» **Records provided**
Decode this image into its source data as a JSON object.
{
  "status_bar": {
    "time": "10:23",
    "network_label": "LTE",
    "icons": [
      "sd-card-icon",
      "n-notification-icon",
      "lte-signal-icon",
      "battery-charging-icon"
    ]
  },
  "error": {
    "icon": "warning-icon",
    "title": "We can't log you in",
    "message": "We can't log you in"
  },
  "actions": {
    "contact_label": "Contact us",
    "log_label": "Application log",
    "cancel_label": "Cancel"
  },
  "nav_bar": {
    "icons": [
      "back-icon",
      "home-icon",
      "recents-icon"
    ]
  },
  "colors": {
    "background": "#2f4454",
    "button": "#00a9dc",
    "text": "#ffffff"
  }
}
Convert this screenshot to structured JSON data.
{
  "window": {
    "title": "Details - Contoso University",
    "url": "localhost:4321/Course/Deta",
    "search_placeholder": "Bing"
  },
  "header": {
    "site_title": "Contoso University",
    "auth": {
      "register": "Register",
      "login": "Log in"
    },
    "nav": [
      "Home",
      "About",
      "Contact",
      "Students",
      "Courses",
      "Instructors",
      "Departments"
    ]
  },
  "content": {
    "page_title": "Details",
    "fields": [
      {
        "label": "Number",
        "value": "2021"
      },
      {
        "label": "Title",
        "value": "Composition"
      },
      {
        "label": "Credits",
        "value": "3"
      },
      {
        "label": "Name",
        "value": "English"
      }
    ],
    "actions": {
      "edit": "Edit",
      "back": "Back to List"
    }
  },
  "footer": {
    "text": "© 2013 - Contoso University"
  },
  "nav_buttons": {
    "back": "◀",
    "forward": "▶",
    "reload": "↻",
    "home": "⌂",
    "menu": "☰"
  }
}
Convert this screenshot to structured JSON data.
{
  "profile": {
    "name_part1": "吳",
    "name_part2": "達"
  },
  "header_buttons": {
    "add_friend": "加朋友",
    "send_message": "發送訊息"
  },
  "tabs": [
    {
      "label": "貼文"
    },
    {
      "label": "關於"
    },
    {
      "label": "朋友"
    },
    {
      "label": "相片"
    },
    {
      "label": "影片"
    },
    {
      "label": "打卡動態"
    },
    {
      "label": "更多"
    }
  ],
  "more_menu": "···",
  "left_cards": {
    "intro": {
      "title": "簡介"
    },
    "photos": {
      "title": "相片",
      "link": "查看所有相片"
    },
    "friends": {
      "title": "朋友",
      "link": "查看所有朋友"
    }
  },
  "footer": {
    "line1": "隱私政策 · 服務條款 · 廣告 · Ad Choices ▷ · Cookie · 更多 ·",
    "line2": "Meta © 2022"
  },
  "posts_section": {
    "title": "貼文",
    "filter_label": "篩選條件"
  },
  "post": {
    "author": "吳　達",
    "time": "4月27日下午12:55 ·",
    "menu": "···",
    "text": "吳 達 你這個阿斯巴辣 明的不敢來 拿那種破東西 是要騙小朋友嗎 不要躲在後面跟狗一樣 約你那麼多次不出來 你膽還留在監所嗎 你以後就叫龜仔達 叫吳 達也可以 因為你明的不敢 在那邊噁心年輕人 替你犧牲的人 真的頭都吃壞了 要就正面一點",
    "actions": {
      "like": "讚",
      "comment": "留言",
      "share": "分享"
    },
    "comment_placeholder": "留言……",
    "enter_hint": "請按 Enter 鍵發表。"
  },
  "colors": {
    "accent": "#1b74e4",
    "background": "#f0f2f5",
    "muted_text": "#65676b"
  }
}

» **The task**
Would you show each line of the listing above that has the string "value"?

» **Exercise response**
        "value": "2021"
        "value": "Composition"
        "value": "3"
        "value": "English"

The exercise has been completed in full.